= What to do =
Identify all lines in the listing that include the word "filters", and copy them out.

BEGIN Extracted information

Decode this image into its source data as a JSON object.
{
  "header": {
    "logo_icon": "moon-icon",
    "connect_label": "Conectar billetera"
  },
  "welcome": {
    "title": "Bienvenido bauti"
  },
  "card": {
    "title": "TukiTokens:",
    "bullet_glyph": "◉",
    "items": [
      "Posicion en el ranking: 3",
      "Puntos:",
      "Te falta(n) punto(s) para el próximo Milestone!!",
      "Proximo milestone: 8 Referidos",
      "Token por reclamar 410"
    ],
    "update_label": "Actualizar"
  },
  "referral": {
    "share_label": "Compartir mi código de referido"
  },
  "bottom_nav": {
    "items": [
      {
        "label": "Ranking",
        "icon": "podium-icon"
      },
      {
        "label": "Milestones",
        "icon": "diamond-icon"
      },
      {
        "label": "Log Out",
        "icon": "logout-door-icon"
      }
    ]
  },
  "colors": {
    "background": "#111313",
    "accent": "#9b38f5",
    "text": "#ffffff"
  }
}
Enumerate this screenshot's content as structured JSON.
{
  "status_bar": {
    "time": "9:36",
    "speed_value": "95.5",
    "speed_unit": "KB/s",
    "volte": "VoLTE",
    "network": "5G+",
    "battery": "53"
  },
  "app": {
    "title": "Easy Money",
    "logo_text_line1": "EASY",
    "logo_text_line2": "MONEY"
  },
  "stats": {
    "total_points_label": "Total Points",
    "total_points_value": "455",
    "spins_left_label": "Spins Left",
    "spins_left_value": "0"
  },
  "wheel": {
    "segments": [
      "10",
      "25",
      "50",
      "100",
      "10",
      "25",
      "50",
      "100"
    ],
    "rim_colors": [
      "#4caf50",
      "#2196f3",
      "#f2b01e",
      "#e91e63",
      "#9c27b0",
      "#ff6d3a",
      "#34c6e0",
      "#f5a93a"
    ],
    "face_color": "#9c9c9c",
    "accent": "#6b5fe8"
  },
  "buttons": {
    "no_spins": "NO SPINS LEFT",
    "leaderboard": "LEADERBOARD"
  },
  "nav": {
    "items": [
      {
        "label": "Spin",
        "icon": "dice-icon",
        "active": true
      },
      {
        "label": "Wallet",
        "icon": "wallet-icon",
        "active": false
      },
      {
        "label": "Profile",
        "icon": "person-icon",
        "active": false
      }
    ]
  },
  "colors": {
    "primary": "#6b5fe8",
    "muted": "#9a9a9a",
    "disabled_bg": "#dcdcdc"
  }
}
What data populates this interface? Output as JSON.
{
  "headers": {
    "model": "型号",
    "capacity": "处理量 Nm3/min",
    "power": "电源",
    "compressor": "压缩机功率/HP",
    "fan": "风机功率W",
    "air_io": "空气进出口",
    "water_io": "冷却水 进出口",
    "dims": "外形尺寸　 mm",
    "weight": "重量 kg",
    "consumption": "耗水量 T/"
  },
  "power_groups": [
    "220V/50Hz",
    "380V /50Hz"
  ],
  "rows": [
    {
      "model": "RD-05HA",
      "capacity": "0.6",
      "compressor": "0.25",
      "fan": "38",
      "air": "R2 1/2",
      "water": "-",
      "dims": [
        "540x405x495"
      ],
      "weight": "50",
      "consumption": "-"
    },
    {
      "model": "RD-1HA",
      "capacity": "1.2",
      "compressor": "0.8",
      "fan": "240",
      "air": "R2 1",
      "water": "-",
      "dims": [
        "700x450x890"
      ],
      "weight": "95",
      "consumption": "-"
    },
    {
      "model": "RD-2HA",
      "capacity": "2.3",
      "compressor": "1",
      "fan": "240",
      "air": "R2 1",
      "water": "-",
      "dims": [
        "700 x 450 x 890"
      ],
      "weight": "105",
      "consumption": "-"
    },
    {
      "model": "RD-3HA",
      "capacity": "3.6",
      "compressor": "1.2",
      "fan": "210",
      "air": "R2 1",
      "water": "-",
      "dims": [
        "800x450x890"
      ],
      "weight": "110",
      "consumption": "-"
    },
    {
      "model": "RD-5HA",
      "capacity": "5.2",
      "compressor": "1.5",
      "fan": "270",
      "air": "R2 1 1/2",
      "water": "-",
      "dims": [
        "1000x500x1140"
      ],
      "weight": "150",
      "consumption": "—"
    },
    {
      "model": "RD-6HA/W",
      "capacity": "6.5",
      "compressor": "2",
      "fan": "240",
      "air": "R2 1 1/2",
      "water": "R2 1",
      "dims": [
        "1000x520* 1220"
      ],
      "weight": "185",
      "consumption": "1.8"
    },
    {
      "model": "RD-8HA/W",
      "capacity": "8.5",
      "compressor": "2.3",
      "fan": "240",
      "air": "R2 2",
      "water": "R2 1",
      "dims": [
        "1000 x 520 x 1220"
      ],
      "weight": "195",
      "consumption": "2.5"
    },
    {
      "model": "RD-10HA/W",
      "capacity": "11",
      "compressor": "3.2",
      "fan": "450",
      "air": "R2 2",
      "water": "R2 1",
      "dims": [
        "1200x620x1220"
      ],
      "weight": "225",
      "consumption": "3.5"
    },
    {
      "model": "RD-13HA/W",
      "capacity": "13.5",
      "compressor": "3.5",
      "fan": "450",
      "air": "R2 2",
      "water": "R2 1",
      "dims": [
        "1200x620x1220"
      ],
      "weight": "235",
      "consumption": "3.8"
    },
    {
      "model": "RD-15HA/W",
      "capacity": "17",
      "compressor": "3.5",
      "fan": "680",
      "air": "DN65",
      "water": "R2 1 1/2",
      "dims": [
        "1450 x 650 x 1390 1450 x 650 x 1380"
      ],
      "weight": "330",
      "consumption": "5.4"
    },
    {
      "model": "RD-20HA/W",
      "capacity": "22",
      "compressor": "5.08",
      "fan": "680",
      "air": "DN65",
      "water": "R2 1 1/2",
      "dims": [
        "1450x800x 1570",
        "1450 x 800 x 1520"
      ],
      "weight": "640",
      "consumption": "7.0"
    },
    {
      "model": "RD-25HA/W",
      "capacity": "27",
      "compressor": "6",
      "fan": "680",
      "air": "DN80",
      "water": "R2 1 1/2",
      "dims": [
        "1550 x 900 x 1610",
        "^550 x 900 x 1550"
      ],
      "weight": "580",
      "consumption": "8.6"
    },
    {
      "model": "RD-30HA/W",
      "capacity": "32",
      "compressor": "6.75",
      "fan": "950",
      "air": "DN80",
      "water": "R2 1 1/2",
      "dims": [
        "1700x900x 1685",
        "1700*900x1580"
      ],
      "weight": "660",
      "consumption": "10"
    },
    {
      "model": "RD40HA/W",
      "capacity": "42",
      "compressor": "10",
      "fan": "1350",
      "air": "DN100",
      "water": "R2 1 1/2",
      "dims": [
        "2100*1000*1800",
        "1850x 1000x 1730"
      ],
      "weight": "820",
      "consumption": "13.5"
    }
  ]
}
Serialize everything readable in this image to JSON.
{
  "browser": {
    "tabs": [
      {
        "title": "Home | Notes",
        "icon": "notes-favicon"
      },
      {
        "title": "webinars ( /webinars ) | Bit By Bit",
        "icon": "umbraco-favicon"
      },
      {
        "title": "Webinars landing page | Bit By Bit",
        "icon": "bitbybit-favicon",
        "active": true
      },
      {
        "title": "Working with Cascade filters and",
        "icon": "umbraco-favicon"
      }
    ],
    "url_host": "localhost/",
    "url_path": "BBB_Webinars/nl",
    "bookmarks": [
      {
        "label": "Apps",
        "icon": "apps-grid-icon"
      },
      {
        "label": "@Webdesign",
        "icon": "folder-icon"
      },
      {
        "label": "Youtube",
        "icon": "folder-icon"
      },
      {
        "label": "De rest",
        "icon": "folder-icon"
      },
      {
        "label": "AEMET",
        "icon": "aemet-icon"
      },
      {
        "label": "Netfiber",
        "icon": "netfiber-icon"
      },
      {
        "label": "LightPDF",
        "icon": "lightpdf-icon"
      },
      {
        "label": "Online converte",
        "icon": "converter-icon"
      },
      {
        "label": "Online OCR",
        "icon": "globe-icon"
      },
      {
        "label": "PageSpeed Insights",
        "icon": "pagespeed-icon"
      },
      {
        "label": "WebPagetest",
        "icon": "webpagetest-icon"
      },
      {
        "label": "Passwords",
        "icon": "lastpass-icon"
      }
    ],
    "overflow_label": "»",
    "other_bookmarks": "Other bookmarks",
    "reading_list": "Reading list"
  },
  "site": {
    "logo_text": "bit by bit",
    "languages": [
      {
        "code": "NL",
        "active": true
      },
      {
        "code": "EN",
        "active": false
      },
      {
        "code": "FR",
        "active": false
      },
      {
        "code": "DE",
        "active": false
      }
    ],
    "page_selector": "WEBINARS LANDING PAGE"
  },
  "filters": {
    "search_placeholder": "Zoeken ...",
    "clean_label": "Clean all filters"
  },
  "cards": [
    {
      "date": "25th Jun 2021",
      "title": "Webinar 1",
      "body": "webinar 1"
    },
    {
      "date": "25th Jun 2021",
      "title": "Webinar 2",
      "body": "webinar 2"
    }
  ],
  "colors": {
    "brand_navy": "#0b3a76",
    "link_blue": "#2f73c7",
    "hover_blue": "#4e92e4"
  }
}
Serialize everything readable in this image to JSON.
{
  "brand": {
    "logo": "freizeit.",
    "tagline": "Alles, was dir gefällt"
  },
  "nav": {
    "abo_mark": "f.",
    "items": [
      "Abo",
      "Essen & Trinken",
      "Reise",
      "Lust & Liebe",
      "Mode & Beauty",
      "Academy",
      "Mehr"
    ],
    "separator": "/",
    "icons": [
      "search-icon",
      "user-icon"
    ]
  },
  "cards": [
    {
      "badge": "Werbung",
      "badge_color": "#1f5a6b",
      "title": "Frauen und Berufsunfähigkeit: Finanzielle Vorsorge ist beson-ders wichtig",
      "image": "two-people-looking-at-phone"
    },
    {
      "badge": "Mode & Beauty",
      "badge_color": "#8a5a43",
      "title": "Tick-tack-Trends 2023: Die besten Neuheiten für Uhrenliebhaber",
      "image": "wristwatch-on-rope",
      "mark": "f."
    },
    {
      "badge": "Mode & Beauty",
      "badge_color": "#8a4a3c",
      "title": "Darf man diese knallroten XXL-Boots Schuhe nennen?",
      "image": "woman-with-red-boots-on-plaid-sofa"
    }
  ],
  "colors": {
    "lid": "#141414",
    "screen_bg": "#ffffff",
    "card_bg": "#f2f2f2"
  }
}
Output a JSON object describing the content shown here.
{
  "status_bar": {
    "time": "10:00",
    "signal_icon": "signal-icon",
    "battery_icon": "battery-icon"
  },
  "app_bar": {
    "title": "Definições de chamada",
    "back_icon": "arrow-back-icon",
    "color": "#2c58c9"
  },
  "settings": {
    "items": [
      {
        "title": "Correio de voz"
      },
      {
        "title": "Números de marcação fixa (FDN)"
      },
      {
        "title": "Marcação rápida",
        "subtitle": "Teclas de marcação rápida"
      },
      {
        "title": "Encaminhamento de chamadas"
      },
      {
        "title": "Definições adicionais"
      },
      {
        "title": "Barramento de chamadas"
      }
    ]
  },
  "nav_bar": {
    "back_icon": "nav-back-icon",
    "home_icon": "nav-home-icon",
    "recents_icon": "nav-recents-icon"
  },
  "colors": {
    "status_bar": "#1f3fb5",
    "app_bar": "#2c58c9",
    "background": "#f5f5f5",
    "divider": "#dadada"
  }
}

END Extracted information

= Response area =
        "title": "Working with Cascade filters and",
  "filters": {
    "clean_label": "Clean all filters"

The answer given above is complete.